Born in 1914, pianist/vocalist Sing Miller was active on the New Orleans scene from the late 1920s until his death in 1990. If Sing didn't like something, he'd let you know. "Man...that ball don't bounce," is a Sing-saying drummer Jeff Hamilton remembers.
Early one winter morning in Iowa in 1984, when I was traveling as a photojournalist with the Percy Humphrey band, Sing sat alone in the lobby for most of an hour, staring glumly out at the blustery weather. Finally he lumbered over and checked out. "Have a nice day," said the lady at the desk. Sing: "How I'm gonna have a nice day when you took all my money?"
But he was also a bon vivant. When a reporter asked him, "Where did the blues begin?" Sing replied, "I'll tell you where the blues begin. Blues begin with fish fries."
Like many early New Orleans musicians, he had an alternate profession: as a paving contractor. On gigs he gave out business cards that read, "Let me pave the way for you."
But Sing is best remembered for captivating audiences of five, or five thousand, with his vocals on blues and spirituals. After a performance one night at New York's prestigious Lincoln Center, the famous folklorist Alan Lomax told me: "The first note he sang, I began to cry. That first note of Sing's made me burst into tears. This little, humble, crushed-looking man was in great big Avery Fisher Hall, and he knew it. And the first note he formed was as beautiful as a garden of flowers. It was a sunburst of the soul."
The world of jazz is a musical space with a complex history and haunting appeal--a space to revisit and celebrate. It’s that

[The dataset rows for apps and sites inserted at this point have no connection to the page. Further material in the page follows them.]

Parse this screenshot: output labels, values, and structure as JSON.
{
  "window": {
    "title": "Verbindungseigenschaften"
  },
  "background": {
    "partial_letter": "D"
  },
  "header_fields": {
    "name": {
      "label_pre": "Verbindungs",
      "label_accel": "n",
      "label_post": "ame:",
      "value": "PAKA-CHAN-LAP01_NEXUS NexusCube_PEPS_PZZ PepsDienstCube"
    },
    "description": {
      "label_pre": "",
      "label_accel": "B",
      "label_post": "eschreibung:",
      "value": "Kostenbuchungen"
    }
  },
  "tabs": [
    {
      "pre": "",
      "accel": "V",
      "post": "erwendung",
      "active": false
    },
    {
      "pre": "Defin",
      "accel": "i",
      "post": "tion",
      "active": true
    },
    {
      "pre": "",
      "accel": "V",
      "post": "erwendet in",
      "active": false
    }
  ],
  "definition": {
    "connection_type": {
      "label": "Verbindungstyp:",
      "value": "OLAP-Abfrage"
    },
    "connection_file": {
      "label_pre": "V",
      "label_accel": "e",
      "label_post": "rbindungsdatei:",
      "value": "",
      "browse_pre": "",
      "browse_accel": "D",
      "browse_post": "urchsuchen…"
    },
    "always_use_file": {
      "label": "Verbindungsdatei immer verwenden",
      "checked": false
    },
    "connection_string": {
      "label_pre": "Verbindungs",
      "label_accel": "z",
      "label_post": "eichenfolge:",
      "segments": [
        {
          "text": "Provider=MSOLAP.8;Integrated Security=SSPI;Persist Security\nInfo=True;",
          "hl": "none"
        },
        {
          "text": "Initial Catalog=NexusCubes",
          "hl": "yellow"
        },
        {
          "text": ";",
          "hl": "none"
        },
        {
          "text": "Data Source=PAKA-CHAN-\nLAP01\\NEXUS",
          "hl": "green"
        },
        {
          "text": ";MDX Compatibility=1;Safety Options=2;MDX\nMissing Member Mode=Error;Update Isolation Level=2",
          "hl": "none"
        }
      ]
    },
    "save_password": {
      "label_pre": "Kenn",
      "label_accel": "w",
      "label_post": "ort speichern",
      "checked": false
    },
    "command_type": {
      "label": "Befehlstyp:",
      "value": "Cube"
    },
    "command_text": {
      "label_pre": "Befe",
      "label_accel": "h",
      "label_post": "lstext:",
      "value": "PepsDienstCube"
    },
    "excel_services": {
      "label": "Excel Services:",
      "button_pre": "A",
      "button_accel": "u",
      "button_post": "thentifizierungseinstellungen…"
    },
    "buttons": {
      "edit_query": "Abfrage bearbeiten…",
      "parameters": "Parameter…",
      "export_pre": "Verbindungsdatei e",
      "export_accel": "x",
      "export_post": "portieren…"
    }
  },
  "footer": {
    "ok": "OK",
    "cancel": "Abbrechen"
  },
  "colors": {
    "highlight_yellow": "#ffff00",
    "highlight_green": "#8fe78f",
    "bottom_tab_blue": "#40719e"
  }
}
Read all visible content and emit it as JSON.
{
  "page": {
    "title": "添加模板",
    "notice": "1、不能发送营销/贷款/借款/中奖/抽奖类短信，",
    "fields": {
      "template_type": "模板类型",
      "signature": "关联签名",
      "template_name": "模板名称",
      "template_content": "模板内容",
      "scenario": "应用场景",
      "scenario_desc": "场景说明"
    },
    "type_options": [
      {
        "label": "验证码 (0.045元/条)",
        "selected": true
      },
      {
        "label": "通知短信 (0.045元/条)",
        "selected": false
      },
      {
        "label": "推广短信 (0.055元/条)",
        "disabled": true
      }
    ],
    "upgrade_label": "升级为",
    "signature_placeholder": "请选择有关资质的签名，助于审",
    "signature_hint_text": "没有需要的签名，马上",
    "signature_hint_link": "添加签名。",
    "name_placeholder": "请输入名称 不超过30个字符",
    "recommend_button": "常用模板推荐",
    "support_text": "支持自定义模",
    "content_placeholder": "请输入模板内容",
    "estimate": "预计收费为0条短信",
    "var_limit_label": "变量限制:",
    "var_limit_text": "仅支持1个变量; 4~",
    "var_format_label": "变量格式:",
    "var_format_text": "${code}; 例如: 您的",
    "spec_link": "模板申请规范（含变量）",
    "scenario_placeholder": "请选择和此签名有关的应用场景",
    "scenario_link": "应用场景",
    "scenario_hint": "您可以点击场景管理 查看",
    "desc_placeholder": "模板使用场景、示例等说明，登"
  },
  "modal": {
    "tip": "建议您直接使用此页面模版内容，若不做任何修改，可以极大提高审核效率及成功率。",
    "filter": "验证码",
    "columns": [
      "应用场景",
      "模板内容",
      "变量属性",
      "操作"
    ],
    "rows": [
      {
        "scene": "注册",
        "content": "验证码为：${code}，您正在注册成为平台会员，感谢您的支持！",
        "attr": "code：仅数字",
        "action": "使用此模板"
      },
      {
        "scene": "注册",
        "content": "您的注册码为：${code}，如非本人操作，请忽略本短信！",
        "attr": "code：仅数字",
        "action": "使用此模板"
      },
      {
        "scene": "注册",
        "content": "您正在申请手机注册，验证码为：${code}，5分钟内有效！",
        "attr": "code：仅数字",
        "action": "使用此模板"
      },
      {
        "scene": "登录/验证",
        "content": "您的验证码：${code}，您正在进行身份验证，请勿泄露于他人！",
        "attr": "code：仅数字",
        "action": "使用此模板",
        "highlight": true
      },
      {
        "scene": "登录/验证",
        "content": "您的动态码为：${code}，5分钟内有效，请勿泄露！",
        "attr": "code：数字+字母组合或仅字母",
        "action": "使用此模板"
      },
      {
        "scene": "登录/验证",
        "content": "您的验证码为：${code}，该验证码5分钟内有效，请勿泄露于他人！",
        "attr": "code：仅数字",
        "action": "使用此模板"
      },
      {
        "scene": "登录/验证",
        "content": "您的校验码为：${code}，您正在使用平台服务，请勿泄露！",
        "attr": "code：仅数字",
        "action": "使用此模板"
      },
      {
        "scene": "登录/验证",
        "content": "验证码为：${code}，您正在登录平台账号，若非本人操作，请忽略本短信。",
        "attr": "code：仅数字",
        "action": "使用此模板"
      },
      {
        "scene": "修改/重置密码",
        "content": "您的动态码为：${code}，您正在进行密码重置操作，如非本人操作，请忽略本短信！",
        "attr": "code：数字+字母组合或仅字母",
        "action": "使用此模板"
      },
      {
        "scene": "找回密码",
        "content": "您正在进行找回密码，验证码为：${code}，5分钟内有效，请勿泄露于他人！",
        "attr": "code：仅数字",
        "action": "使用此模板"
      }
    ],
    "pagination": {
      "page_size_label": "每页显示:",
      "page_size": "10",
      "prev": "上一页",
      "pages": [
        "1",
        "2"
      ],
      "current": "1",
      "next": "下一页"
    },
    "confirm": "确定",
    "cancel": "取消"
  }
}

amazing moment when you hear a really great song you haven't heard in years and you still know the tune and every word.